== DATA EXTRACT

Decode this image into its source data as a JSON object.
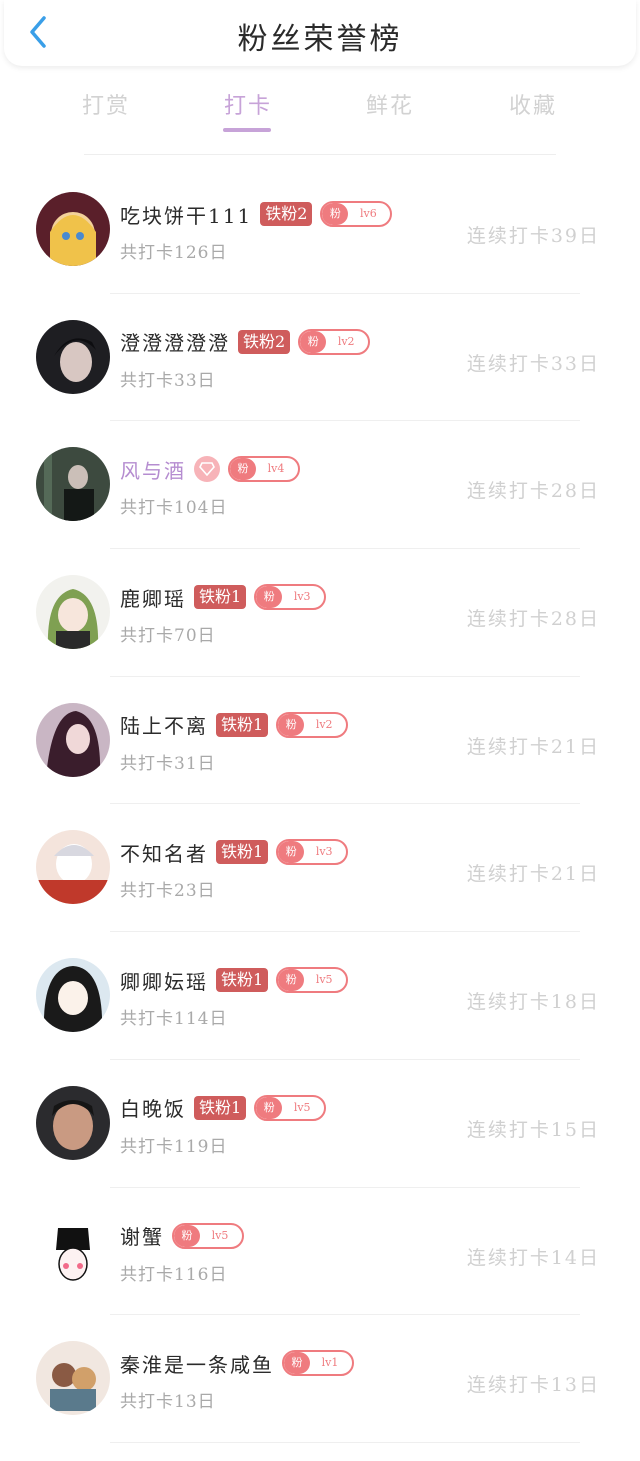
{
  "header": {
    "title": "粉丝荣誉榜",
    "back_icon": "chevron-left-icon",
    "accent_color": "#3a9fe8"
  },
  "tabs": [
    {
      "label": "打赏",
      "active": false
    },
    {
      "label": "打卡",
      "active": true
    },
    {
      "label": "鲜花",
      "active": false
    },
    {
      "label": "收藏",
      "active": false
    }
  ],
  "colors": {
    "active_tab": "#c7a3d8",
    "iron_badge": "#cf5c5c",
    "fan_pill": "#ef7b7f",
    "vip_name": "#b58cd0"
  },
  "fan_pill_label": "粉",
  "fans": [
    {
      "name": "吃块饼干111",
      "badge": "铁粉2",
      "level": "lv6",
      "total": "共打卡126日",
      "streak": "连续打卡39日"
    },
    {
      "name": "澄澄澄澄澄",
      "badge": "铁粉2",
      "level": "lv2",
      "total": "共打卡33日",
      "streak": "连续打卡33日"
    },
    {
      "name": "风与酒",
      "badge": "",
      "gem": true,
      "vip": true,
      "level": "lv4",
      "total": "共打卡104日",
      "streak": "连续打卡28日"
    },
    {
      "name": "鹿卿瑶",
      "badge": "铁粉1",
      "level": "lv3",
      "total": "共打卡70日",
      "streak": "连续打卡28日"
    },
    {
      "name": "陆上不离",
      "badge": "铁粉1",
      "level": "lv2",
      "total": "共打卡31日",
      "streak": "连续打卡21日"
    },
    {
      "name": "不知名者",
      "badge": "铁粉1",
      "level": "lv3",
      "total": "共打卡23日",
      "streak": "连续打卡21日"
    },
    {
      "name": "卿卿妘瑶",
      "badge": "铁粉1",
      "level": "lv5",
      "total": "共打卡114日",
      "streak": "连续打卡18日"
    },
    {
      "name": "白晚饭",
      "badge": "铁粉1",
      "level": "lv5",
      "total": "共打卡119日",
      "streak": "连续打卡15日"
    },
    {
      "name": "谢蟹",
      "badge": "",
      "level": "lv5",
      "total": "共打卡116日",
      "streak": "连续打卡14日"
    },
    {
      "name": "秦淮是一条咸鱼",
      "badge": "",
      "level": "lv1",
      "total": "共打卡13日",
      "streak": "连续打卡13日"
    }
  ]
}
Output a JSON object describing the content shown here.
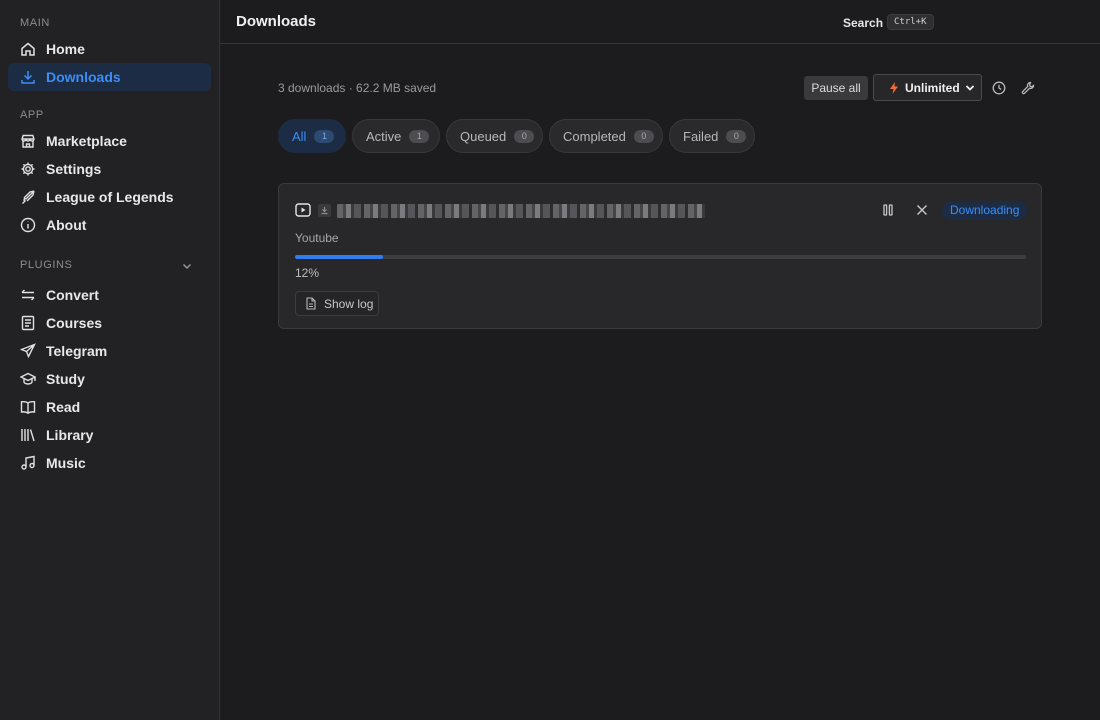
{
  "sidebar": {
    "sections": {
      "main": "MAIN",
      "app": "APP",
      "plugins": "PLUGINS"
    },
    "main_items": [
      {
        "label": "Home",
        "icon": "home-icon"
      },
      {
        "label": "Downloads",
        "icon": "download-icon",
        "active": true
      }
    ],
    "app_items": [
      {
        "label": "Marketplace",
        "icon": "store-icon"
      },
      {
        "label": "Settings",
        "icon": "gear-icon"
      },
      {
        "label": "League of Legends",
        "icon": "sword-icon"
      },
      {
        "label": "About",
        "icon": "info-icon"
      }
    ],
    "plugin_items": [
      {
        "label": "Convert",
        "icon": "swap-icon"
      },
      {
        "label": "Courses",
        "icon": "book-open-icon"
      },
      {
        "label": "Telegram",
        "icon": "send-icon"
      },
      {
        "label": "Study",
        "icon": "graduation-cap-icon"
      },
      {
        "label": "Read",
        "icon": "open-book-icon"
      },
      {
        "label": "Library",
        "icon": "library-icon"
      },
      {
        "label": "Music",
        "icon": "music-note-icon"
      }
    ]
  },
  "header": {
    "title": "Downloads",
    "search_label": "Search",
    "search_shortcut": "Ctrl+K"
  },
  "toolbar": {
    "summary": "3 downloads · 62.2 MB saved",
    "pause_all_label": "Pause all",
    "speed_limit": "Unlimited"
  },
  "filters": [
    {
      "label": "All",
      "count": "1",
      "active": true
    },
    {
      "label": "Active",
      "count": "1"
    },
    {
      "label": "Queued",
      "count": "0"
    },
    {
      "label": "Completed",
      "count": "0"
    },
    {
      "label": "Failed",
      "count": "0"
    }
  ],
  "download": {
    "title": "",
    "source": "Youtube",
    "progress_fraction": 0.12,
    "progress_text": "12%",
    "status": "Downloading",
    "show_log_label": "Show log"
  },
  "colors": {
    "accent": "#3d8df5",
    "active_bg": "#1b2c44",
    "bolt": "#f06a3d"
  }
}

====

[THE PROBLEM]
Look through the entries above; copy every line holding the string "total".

[OUTPUT FOR THIS TASK]
      "total": "共打卡126日",
      "total": "共打卡33日",
      "total": "共打卡104日",
      "total": "共打卡70日",
      "total": "共打卡31日",
      "total": "共打卡23日",
      "total": "共打卡114日",
      "total": "共打卡119日",
      "total": "共打卡116日",
      "total": "共打卡13日",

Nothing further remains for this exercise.